EXERCISE |
The expected result is every entry, retyped character for character.

-------------------------

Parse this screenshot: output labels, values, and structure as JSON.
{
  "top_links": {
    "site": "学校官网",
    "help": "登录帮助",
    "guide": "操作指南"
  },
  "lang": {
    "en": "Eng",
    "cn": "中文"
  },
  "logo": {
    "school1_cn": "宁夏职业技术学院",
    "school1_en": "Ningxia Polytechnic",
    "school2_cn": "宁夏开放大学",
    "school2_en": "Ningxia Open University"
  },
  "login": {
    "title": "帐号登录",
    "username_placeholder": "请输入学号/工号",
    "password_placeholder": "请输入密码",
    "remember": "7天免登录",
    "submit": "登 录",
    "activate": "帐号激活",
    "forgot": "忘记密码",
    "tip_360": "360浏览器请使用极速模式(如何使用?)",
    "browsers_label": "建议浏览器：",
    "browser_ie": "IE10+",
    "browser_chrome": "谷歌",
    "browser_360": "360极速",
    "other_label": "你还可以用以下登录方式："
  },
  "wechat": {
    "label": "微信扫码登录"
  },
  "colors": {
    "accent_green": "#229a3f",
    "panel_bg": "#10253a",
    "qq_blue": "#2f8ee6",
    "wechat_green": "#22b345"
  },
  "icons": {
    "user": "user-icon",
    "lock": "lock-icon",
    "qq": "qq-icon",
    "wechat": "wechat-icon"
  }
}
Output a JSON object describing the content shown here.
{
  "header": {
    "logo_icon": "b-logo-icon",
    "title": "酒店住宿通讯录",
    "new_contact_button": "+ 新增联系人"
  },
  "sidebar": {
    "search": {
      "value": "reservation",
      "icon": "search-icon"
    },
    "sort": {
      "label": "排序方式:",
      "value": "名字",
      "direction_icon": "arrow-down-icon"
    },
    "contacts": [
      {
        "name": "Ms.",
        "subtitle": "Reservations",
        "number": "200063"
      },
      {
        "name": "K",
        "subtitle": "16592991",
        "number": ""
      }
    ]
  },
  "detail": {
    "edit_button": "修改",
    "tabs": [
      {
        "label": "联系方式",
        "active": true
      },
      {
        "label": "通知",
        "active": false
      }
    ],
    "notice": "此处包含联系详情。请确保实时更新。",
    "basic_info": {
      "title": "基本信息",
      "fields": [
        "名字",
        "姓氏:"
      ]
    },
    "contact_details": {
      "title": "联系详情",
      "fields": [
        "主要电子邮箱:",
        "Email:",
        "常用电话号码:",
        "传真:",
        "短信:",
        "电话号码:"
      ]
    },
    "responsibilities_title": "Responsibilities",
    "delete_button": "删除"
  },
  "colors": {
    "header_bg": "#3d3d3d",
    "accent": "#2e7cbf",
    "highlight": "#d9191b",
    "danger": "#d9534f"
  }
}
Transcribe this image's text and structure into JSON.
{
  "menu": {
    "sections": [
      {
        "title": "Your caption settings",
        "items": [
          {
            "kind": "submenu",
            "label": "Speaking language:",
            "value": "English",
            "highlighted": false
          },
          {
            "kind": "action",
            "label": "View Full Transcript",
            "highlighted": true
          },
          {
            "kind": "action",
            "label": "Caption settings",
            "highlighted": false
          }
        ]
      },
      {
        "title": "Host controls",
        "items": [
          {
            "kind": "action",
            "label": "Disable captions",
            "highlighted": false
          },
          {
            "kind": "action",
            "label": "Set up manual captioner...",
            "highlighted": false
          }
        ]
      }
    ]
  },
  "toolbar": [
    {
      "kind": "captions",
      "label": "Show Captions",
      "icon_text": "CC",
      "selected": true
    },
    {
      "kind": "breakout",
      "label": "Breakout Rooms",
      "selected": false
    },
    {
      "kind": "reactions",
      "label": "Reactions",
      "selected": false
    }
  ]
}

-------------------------

ANSWER |
Parse this screenshot: output labels, values, and structure as JSON.
{
  "top_links": {
    "site": "学校官网",
    "help": "登录帮助",
    "guide": "操作指南"
  },
  "lang": {
    "en": "Eng",
    "cn": "中文"
  },
  "logo": {
    "school1_cn": "宁夏职业技术学院",
    "school1_en": "Ningxia Polytechnic",
    "school2_cn": "宁夏开放大学",
    "school2_en": "Ningxia Open University"
  },
  "login": {
    "title": "帐号登录",
    "username_placeholder": "请输入学号/工号",
    "password_placeholder": "请输入密码",
    "remember": "7天免登录",
    "submit": "登 录",
    "activate": "帐号激活",
    "forgot": "忘记密码",
    "tip_360": "360浏览器请使用极速模式(如何使用?)",
    "browsers_label": "建议浏览器：",
    "browser_ie": "IE10+",
    "browser_chrome": "谷歌",
    "browser_360": "360极速",
    "other_label": "你还可以用以下登录方式："
  },
  "wechat": {
    "label": "微信扫码登录"
  },
  "colors": {
    "accent_green": "#229a3f",
    "panel_bg": "#10253a",
    "qq_blue": "#2f8ee6",
    "wechat_green": "#22b345"
  },
  "icons": {
    "user": "user-icon",
    "lock": "lock-icon",
    "qq": "qq-icon",
    "wechat": "wechat-icon"
  }
}
Output a JSON object describing the content shown here.
{
  "header": {
    "logo_icon": "b-logo-icon",
    "title": "酒店住宿通讯录",
    "new_contact_button": "+ 新增联系人"
  },
  "sidebar": {
    "search": {
      "value": "reservation",
      "icon": "search-icon"
    },
    "sort": {
      "label": "排序方式:",
      "value": "名字",
      "direction_icon": "arrow-down-icon"
    },
    "contacts": [
      {
        "name": "Ms.",
        "subtitle": "Reservations",
        "number": "200063"
      },
      {
        "name": "K",
        "subtitle": "16592991",
        "number": ""
      }
    ]
  },
  "detail": {
    "edit_button": "修改",
    "tabs": [
      {
        "label": "联系方式",
        "active": true
      },
      {
        "label": "通知",
        "active": false
      }
    ],
    "notice": "此处包含联系详情。请确保实时更新。",
    "basic_info": {
      "title": "基本信息",
      "fields": [
        "名字",
        "姓氏:"
      ]
    },
    "contact_details": {
      "title": "联系详情",
      "fields": [
        "主要电子邮箱:",
        "Email:",
        "常用电话号码:",
        "传真:",
        "短信:",
        "电话号码:"
      ]
    },
    "responsibilities_title": "Responsibilities",
    "delete_button": "删除"
  },
  "colors": {
    "header_bg": "#3d3d3d",
    "accent": "#2e7cbf",
    "highlight": "#d9191b",
    "danger": "#d9534f"
  }
}
Transcribe this image's text and structure into JSON.
{
  "menu": {
    "sections": [
      {
        "title": "Your caption settings",
        "items": [
          {
            "kind": "submenu",
            "label": "Speaking language:",
            "value": "English",
            "highlighted": false
          },
          {
            "kind": "action",
            "label": "View Full Transcript",
            "highlighted": true
          },
          {
            "kind": "action",
            "label": "Caption settings",
            "highlighted": false
          }
        ]
      },
      {
        "title": "Host controls",
        "items": [
          {
            "kind": "action",
            "label": "Disable captions",
            "highlighted": false
          },
          {
            "kind": "action",
            "label": "Set up manual captioner...",
            "highlighted": false
          }
        ]
      }
    ]
  },
  "toolbar": [
    {
      "kind": "captions",
      "label": "Show Captions",
      "icon_text": "CC",
      "selected": true
    },
    {
      "kind": "breakout",
      "label": "Breakout Rooms",
      "selected": false
    },
    {
      "kind": "reactions",
      "label": "Reactions",
      "selected": false
    }
  ]
}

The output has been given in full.